If you are using a dual slot GPU in the Silverstone RVZ02 then I estimate the gap from your GPU fan to the desktop (if you are using the included rubber feet) is about 25mm (1″). This explains why many people see a large reduction in GPU performance when the case is lay on its side. If you are using the case in this orientation then you will best suited to select a GPU with 3x 92mm fans (or smaller) rather than 2x 120mm fans. Or alternatively flip the case upside down so the GPU is facing upwards, and use a CPU cooler less than 40mm in height.
The Node 202 should fair better than the RVZ02 as the GPU sits higher in the 202, this extra few cm will be enough to allow the GPU to breath much more effectively when the case is lay down sideways.
Some tower cases have fan mounting positions on the underside of the case for large 140mm fans. Unless the case feet are taller than 5cm then you may not be getting much airflow out of these fans if used as an intake vent. These bottom mounted vents may be more useful if used as exhaust vents rather than intake vents.
Other scenarios where this research may help to improve system performance would be in situations where the CPU fan is drawing in air close to an internal surface of the chassis that isn’t ventilated, such as the side or top panel of the case. If you find you have less than 5cm of clearance for your fan then you may actually get better cooling if you use a heatsink with a 92mm or smaller fan rather than large heatsinks with 120mm or larger fans, or use a tower cooler with a side mounted fan.
You may be thinking that the chart seems a little misleading as it shows the 92mm fan has a higher wind speed than the the larger 140mm fans. This is correct and partly to do with higher RPM of smaller fans, however it is not the complete picture.
The Wind Meter only captures the airflow in a circular area of 80mm diameter, so when sat next to a 140mm fan it is only in the path of about 30 – 40% of that air, compared to about 90% coverage of the 92mm fan. Therefore even though the 140mm fan is producing slower air, it’s still producing a higher volume of air overall once you factor in the other 60 – 70% of air that the sensor is not measuring.

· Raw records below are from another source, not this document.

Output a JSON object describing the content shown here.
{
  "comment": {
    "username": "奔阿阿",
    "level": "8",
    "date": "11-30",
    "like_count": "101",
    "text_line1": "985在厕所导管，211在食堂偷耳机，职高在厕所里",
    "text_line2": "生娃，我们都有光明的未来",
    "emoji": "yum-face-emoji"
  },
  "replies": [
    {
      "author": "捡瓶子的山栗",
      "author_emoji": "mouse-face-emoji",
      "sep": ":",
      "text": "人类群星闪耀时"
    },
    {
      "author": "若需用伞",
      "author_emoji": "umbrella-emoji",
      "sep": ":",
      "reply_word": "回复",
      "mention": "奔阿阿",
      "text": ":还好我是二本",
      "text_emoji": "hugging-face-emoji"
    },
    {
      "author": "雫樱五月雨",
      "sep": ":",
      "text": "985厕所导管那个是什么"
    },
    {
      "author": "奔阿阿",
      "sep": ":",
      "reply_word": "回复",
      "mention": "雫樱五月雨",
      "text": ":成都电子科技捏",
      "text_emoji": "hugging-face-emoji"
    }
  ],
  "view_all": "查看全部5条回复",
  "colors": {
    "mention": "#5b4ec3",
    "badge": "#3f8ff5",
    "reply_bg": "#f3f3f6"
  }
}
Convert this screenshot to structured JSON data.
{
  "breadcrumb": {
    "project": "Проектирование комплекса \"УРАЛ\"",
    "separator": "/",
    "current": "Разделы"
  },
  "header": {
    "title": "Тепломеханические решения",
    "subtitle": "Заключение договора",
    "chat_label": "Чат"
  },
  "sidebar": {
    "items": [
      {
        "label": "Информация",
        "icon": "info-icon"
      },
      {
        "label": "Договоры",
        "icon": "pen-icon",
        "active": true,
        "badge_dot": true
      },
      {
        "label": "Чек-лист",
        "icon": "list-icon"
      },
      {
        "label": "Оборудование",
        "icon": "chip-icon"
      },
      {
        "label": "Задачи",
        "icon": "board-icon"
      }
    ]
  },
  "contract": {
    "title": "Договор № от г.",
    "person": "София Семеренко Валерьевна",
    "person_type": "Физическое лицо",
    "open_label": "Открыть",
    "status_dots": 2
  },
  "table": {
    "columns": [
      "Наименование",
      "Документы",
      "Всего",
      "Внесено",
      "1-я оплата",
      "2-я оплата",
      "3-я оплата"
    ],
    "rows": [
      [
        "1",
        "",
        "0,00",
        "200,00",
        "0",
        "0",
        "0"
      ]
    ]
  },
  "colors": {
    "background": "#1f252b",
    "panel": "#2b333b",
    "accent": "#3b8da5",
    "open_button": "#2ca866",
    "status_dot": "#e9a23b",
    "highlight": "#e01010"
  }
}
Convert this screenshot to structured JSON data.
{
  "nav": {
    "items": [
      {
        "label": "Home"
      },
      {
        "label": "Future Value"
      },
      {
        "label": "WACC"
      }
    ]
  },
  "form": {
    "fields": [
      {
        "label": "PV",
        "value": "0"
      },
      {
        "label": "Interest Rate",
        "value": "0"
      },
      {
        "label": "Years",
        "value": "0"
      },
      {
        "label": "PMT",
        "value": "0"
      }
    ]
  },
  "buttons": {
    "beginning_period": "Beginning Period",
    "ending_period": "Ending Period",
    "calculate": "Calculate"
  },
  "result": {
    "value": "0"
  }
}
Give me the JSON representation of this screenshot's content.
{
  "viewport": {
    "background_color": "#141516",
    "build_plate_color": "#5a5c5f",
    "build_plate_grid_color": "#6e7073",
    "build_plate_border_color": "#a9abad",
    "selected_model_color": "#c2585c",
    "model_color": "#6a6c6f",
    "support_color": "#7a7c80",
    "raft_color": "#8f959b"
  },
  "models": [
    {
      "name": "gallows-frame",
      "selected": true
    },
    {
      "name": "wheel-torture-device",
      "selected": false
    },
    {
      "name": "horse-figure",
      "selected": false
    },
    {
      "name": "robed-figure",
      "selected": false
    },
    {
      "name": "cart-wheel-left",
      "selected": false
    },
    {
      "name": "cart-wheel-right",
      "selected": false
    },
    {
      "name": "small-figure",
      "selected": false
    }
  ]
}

The chart should not be looked at from an ‘air speed’ point of view, but rather a comparison of how specific distances affects the fan’s ‘efficiency‘.